»»
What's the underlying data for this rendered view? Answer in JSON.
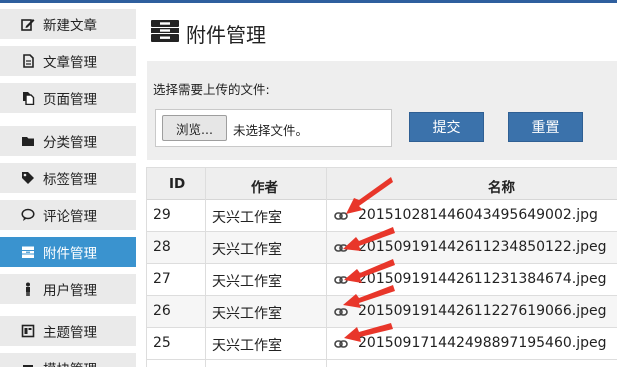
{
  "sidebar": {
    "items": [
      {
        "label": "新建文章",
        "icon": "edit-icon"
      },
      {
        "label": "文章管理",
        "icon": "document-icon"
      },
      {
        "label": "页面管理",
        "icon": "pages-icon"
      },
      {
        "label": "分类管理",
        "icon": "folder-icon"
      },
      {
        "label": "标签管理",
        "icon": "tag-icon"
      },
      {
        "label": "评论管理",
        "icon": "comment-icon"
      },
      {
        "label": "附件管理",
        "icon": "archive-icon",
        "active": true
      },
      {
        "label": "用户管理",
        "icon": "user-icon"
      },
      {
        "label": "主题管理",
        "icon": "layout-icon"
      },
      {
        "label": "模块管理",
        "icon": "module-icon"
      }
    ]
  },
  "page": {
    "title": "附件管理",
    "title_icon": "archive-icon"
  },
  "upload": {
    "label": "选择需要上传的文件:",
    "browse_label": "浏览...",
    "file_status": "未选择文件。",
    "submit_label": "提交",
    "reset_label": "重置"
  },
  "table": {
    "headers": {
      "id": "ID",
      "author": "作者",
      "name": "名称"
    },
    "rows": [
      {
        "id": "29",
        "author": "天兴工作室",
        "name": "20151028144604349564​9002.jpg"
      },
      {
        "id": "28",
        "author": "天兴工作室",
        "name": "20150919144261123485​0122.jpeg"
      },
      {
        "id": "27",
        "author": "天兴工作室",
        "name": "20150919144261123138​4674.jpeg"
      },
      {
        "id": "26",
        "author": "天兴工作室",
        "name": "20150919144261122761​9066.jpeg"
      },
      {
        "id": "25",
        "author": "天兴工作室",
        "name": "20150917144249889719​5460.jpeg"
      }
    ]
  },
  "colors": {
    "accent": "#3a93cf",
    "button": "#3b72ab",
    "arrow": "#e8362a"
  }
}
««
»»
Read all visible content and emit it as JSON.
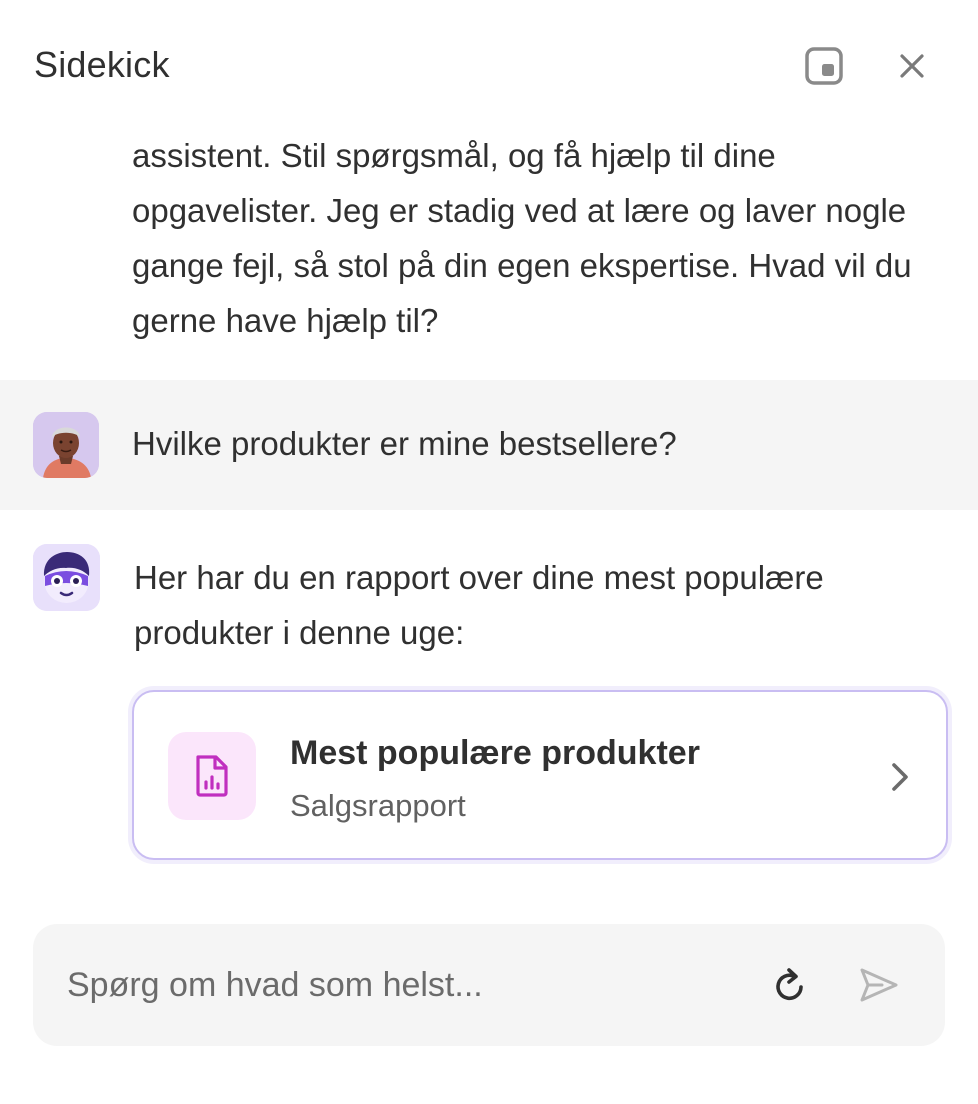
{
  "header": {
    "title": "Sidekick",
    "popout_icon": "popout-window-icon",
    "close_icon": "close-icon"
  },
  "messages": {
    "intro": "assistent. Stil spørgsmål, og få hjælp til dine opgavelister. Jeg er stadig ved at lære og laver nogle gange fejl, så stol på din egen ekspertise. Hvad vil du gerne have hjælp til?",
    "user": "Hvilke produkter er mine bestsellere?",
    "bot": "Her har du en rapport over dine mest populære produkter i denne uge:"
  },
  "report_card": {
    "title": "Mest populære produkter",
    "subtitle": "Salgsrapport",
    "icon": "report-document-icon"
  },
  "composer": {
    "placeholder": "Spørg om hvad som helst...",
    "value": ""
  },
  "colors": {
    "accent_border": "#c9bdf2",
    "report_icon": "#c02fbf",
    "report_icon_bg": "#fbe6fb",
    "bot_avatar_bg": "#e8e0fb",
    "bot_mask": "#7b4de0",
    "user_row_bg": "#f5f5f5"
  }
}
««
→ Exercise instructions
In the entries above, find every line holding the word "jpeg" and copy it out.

→ Result below
        "name": "20150919144261123485​0122.jpeg"
        "name": "20150919144261123138​4674.jpeg"
        "name": "20150919144261122761​9066.jpeg"
        "name": "20150917144249889719​5460.jpeg"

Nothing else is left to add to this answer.